Authors' conclusions: 

Due to the limitations of the current evidence from one small underpowered study, we are unable to determine the effectiveness of endovascular stent graft versus conventional open surgery for the treatment of asymptomatic PAAs. A larger ongoing multicentre RCT should provide more information in the future. However, it seems reasonable to suggest that endovascular repair should be considered as a viable alternative to open repair of PAA on a case by case basis.

Read the full abstract...

Popliteal artery aneurysm (PAA) is a focal dilatation and weakening of the popliteal artery. If left untreated, the aneurysm may thrombose, rupture or the clot within the aneurysm may embolise causing severe morbidity. PAA may be treated surgically by performing a bypass from the arterial segment proximal to the aneurysm to the arterial segment below the aneurysm, which excludes the aneurysm from the circulation. It may also be treated by a stent graft that is inserted percutaneously or through a small cut in the groin. The success of the procedure is gauged by the ability of the graft to stay patent over an extended duration. While surgical treatment is usually preferred in an emergency, the evidence on first line treatment in a non-emergency setting is unclear.


To assess the effectiveness of an endovascular stent graft versus conventional open surgery for the treatment of asymptomatic popliteal artery aneurysms (PAA) on primary and assisted patency rates, hospital stay, length of the procedure and local complications.

Search strategy: 

The Cochrane Peripheral Vascular Diseases Group Trials Search Co-ordinator searched their Specialised Register (last searched June 2014) and CENTRAL (2014, Issue 5). Clinical trials databases were searched for any ongoing or unpublished studies.

Selection criteria: 

All randomised controlled trials (RCTs) comparing endovascular stent grafting versus conventional open surgical repair in patients undergoing unilateral or bilateral prophylactic repair of asymptomatic PAAs were included.

Data collection and analysis: 

Data were collected on primary and secondary patency rates (primary endpoints) as well as operating time, the length of hospital stay, limb salvage and local wound complications (secondary endpoints).

Main results: 

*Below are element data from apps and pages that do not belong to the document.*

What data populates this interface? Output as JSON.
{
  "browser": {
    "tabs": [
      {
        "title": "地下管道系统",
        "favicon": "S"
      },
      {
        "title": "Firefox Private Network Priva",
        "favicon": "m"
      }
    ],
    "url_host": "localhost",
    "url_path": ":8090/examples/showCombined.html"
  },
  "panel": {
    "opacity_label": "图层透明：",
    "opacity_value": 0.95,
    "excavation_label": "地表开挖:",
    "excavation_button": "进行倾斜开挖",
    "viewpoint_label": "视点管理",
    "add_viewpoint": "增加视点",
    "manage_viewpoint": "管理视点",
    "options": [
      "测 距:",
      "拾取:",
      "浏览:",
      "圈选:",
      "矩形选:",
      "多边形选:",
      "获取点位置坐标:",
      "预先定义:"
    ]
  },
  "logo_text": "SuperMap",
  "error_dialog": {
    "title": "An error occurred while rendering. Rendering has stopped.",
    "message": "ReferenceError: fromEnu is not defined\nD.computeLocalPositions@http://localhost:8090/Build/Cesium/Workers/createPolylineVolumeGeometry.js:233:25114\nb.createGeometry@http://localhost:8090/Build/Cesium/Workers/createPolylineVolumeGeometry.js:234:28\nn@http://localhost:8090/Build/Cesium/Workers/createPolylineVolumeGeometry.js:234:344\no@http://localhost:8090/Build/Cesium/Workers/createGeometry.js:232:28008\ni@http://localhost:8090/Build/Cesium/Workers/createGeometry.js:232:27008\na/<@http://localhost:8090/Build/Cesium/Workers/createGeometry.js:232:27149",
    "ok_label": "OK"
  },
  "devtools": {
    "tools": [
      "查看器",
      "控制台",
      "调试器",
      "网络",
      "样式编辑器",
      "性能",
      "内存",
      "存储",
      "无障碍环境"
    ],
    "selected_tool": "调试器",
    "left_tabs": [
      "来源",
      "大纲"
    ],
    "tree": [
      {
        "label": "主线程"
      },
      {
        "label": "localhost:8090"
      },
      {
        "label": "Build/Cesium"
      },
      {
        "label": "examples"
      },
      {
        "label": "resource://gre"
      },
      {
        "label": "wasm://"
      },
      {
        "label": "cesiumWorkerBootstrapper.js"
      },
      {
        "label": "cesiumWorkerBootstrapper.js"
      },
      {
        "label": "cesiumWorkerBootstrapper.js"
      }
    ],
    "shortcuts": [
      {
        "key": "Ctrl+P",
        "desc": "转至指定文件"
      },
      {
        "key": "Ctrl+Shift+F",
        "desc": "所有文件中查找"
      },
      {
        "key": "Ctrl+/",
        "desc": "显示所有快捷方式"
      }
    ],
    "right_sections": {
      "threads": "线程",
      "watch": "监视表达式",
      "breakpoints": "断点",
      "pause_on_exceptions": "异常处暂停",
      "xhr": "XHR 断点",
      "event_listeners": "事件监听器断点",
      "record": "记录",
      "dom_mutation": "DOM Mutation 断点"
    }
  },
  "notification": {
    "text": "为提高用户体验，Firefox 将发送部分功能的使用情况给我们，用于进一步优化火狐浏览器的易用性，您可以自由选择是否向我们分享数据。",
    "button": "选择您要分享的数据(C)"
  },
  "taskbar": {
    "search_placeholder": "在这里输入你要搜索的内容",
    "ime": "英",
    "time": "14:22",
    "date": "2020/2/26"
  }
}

A single RCT was identified that conformed to the inclusion criteria. There was a low risk of selection bias and detection bias. However, the risks of performance bias, attrition bias and reporting bias were unclear from the study. Despite being an RCT, the level of evidence was downgraded to moderate due to the small sample size, resulting in wide confidence intervals (CIs); only 30 PAAs were randomised over a period of five years (15 PAAs each in the groups receiving endovascular stent graft and undergoing conventional open surgery). The primary patency rate at one year was 100% in the surgery group and 93.3% in the endovascular group (P = 0.49). However, the assisted patency rate at one year was similar in both groups (100% patency). There was no clear evidence of a difference between the two groups in the primary or secondary patency rates at four years (13 grafts were patent from 15 PAA treatments in each group). However, the effects were imprecise and compatible with the benefit of either endovascular stent graft or surgery or no difference. Mean hospital stay was shorter in the endovascular group (4.3 days for the endovascular group versus 7.7 days for the surgical group; mean difference (MD) -3.40 days, 95% CI -4.42 to -2.38; P < 0.001). Mean operating time was also reduced in the endovascular group (75.4 minutes in the endovascular group versus 195.3 minutes in the surgical group; MD -119.20 minutes, 95% CI -137.71 to -102.09; P < 0.001). Limb salvage was 100% in both groups. Data on local wound complications were not published in the trial report.